__Task brief__.
Make an exact copy of all the data, pictures excluded.

**** Records to use

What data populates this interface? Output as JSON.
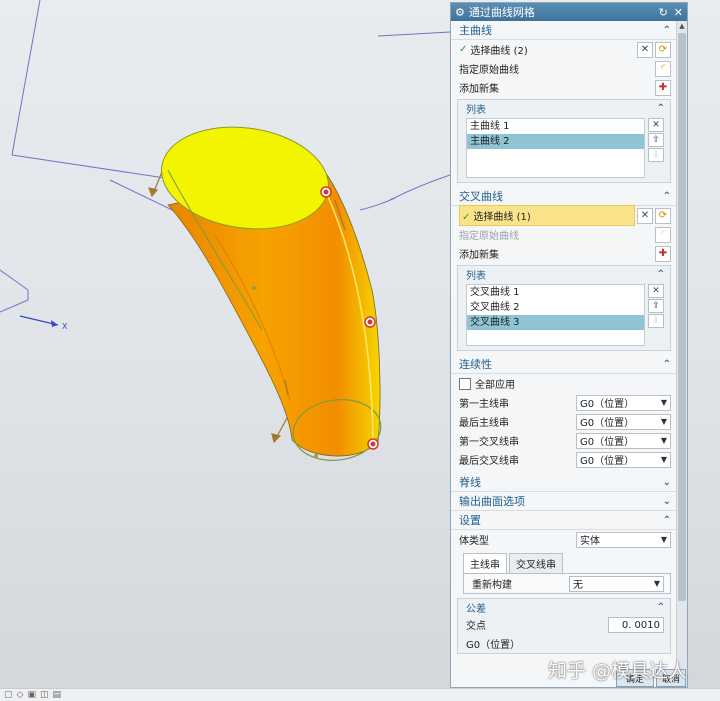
{
  "dialog": {
    "title": "通过曲线网格",
    "primary_curves": {
      "header": "主曲线",
      "select_label": "选择曲线 (2)",
      "specify_origin_label": "指定原始曲线",
      "add_new_set_label": "添加新集",
      "list_title": "列表",
      "items": [
        "主曲线 1",
        "主曲线 2"
      ],
      "selected_index": 1
    },
    "cross_curves": {
      "header": "交叉曲线",
      "select_label": "选择曲线 (1)",
      "specify_origin_label": "指定原始曲线",
      "add_new_set_label": "添加新集",
      "list_title": "列表",
      "items": [
        "交叉曲线 1",
        "交叉曲线 2",
        "交叉曲线 3"
      ],
      "selected_index": 2
    },
    "continuity": {
      "header": "连续性",
      "apply_all_label": "全部应用",
      "rows": [
        {
          "label": "第一主线串",
          "value": "G0（位置）"
        },
        {
          "label": "最后主线串",
          "value": "G0（位置）"
        },
        {
          "label": "第一交叉线串",
          "value": "G0（位置）"
        },
        {
          "label": "最后交叉线串",
          "value": "G0（位置）"
        }
      ]
    },
    "spine": {
      "header": "脊线"
    },
    "output_options": {
      "header": "输出曲面选项"
    },
    "settings": {
      "header": "设置",
      "body_type_label": "体类型",
      "body_type_value": "实体",
      "tabs": [
        "主线串",
        "交叉线串"
      ],
      "rebuild_label": "重新构建",
      "rebuild_value": "无",
      "tolerance_title": "公差",
      "intersection_label": "交点",
      "intersection_value": "0. 0010",
      "g0_label": "G0（位置）"
    },
    "footer": {
      "ok": "确定",
      "cancel": "取消"
    }
  },
  "viewport": {
    "axis_label": "X",
    "colors": {
      "cap": "#f3f500",
      "tube": "#f39a00",
      "handle": "#d23a2a"
    }
  },
  "watermark": "知乎 @模具达人",
  "icons": [
    "gear-icon",
    "reset-icon",
    "close-icon",
    "chevron-up-icon",
    "chevron-down-icon",
    "curve-select-icon",
    "cross-icon",
    "up-arrow-icon",
    "down-arrow-icon",
    "add-set-icon",
    "origin-curve-icon"
  ]
}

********

__Exercise solution__.
What data populates this interface? Output as JSON.
{
  "dialog": {
    "title": "通过曲线网格",
    "primary_curves": {
      "header": "主曲线",
      "select_label": "选择曲线 (2)",
      "specify_origin_label": "指定原始曲线",
      "add_new_set_label": "添加新集",
      "list_title": "列表",
      "items": [
        "主曲线 1",
        "主曲线 2"
      ],
      "selected_index": 1
    },
    "cross_curves": {
      "header": "交叉曲线",
      "select_label": "选择曲线 (1)",
      "specify_origin_label": "指定原始曲线",
      "add_new_set_label": "添加新集",
      "list_title": "列表",
      "items": [
        "交叉曲线 1",
        "交叉曲线 2",
        "交叉曲线 3"
      ],
      "selected_index": 2
    },
    "continuity": {
      "header": "连续性",
      "apply_all_label": "全部应用",
      "rows": [
        {
          "label": "第一主线串",
          "value": "G0（位置）"
        },
        {
          "label": "最后主线串",
          "value": "G0（位置）"
        },
        {
          "label": "第一交叉线串",
          "value": "G0（位置）"
        },
        {
          "label": "最后交叉线串",
          "value": "G0（位置）"
        }
      ]
    },
    "spine": {
      "header": "脊线"
    },
    "output_options": {
      "header": "输出曲面选项"
    },
    "settings": {
      "header": "设置",
      "body_type_label": "体类型",
      "body_type_value": "实体",
      "tabs": [
        "主线串",
        "交叉线串"
      ],
      "rebuild_label": "重新构建",
      "rebuild_value": "无",
      "tolerance_title": "公差",
      "intersection_label": "交点",
      "intersection_value": "0. 0010",
      "g0_label": "G0（位置）"
    },
    "footer": {
      "ok": "确定",
      "cancel": "取消"
    }
  },
  "viewport": {
    "axis_label": "X",
    "colors": {
      "cap": "#f3f500",
      "tube": "#f39a00",
      "handle": "#d23a2a"
    }
  },
  "watermark": "知乎 @模具达人",
  "icons": [
    "gear-icon",
    "reset-icon",
    "close-icon",
    "chevron-up-icon",
    "chevron-down-icon",
    "curve-select-icon",
    "cross-icon",
    "up-arrow-icon",
    "down-arrow-icon",
    "add-set-icon",
    "origin-curve-icon"
  ]
}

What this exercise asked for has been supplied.